NEW DELHI: Finance Minister Nirmala Sitharaman on Wednesday told MPs in Parliament that there was no risk of India’s sovereign rating being downgraded as a result of higher deficits. Wednesday saw the Rajya Sabha return the Finance Bill 2021 without suggesting any change in a move that completes the Parliamentary approval for Union Budget 2021-22.
On Tuesday, the Lok Sabha had approved the Finance Bill 2021—the tax proposals for the next fiscal year—after certain amendments including raising the provident fund ceiling for tax-free interest to Rs 5 lakh and allowing platforms such as Amazon to not be liable for the equalisation levy as long as the goods and services listed are owned or provided by an Indian permanent establishment of the overseas entity.
The Upper House debated the bill on Wednesday, but returned it without suggesting any change or amendment. During the debate, Sitharaman said that the government does not “see a risk of” a sovereign rating downgrade. “India enjoys an investment-grade rating and we are not foreseeing any change or any chance of a downgrade due to us incurring higher deficits,” she said.
Noting that economists and rating agencies are of the opinion that governments need to spend to put pandemic-hit economies back on track. “So, globally, that is the advice everybody is receiving and we are also following. So it shouldn’t hurt our rating,” she pointed out.
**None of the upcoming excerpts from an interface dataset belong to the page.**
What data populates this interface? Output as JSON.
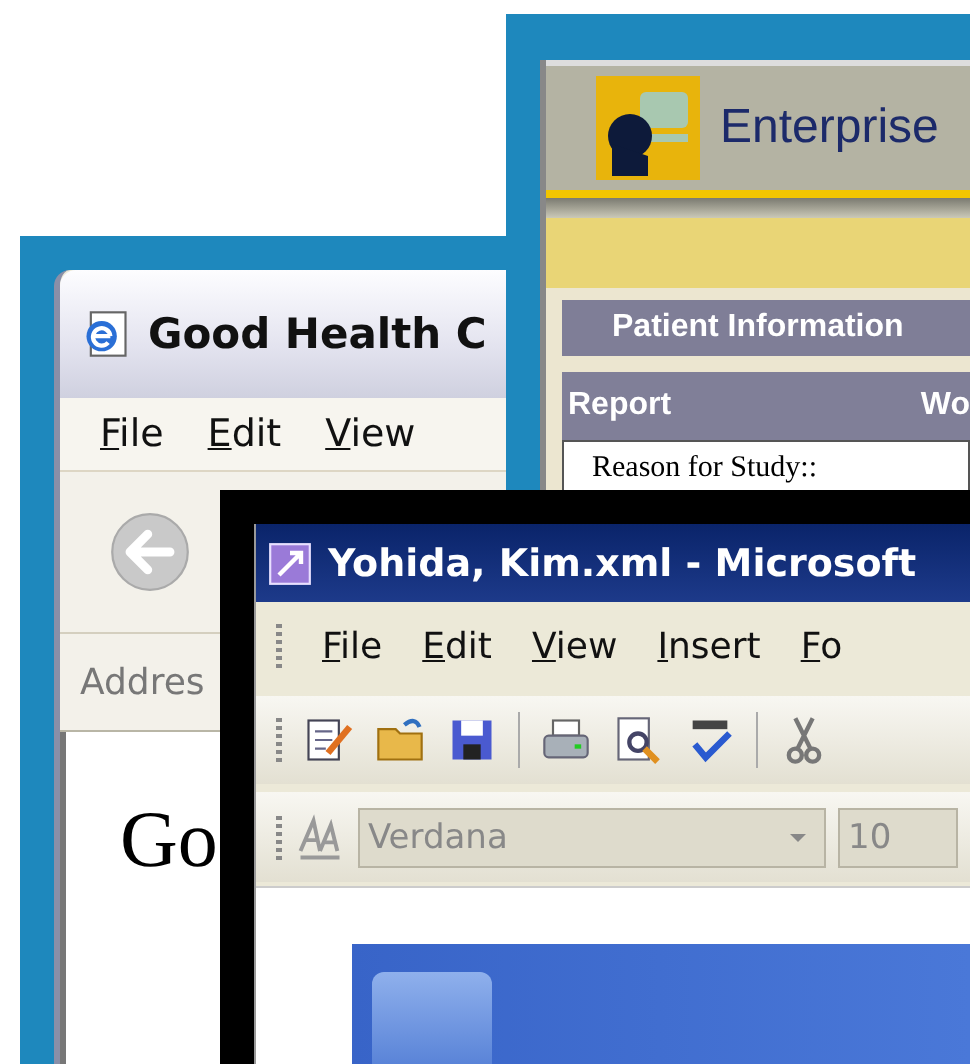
{
  "windows": [
    {
      "kind": "browser",
      "title": "Good Health C",
      "menu": [
        "File",
        "Edit",
        "View"
      ],
      "address_label": "Addres",
      "heading": "Go"
    },
    {
      "kind": "portal",
      "app_title": "Enterprise",
      "section": "Patient Information",
      "columns": [
        "Report",
        "Wo"
      ],
      "field_label": "Reason for Study::"
    },
    {
      "kind": "editor",
      "title": "Yohida, Kim.xml - Microsoft",
      "menu": [
        "File",
        "Edit",
        "View",
        "Insert",
        "Fo"
      ],
      "font": "Verdana",
      "size": "10"
    }
  ]
}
On GST compensation to be paid to states following the implementation of the Goods and Services Tax (GST), the minister said there are no dues pending for period prior to the pandemic. For 2020-21, Rs 2.17 lakh crore is due and money was borrowed and given to states, she said, adding that over Rs 30,000 crore will be released to states within March.